Shares of the three biggest U.S. carriers that fly to and from Europe - American Airlines (AAL) - Get Report, Delta Air Lines (DAL) - Get Report, and United Airlines (UAL) - Get Report - were all significantly lower at the open of trading in New York on Thursday, accelerating losses that have been sparked by the lethal virus that already has people and companies cancelling plans.
The ban, to take effect Friday at midnight, will apply to all foreign nationals who have been in European countries excluding the U.K. in the previous two weeks, Trump said from the Oval Office in a Thursday night address to the nation.
Minutes later, his administration told U.S. citizens to reconsider all foreign travel.
The controls will inevitably mean more cancelled flights and routes at U.S. and international airlines, starting with Europe and likely extending globally, as travel demand craters.
The International Air Transport Association, or IATA, had already estimated that the airline industry globally could take a hit of up to $113 billion from virus-related travel disruptions.
“As the scenario continues to evolve, so does the assessed impact,” IATA, which represents about 290 airlines globally, said in a statement Thursday after the U.S. announcement.
While Trump and other White House officials had met with travel industry executives this week, Thursday’s travel ban, specifically its scope and scale, caught the airline industry and many others off-guard.
“This action will hit U.S. airlines, their employees, travelers and the shipping public extremely hard,” Airlines for America CEO Nicholas Calio said in a statement. “However, we respect the need to take this unprecedented action.”
“Temporarily shutting off travel from Europe is going to exacerbate the already-heavy impact of coronavirus on the travel industry and the 15.7 million Americans whose jobs depend on travel,” U.S. Travel Association President Roger Dow said in a statement.
Since Jan. 20 - the week that the first Covid-19 cases outside China emerged including the first patient in the U.S. - the airlines shares collectively have fallen more than 40%.
Trump’s controls on travelers from Europe don’t apply to legal permanent residents and immediate family members of U.S. citizens.

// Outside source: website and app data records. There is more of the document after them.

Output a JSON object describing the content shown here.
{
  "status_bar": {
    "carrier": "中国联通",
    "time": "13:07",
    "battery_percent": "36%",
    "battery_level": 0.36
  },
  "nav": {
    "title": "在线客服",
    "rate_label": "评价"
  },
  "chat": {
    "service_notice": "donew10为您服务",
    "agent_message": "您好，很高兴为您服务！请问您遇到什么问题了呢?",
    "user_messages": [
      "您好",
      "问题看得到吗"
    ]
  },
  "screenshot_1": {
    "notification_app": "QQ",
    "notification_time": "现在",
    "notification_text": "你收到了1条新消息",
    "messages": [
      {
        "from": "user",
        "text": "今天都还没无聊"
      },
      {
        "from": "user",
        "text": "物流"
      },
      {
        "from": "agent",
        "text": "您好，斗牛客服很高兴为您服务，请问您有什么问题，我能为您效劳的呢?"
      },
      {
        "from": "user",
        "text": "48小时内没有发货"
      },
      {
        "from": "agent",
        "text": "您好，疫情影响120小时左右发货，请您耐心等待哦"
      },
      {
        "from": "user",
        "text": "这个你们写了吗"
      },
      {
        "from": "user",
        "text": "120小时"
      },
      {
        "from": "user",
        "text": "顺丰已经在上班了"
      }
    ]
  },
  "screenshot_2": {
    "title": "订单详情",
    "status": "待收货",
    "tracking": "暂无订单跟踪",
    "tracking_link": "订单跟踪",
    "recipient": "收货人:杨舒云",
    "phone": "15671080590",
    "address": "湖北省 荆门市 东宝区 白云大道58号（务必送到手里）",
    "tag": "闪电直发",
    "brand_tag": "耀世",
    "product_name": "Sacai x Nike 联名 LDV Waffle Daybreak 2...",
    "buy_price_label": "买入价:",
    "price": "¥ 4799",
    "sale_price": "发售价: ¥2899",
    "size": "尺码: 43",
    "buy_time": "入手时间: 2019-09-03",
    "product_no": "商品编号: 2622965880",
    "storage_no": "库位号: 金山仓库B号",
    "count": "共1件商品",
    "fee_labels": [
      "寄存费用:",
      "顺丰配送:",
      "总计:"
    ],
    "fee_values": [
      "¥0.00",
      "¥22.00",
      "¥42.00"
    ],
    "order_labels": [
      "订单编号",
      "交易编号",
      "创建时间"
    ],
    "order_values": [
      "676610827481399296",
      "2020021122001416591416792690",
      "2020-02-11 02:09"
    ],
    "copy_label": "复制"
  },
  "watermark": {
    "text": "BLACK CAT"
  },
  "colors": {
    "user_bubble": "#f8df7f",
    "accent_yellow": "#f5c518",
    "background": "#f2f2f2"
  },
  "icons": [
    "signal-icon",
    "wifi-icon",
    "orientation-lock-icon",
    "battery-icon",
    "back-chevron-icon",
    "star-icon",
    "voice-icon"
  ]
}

Americans arriving from Europe will travel through specific airports where they can be screened for the virus.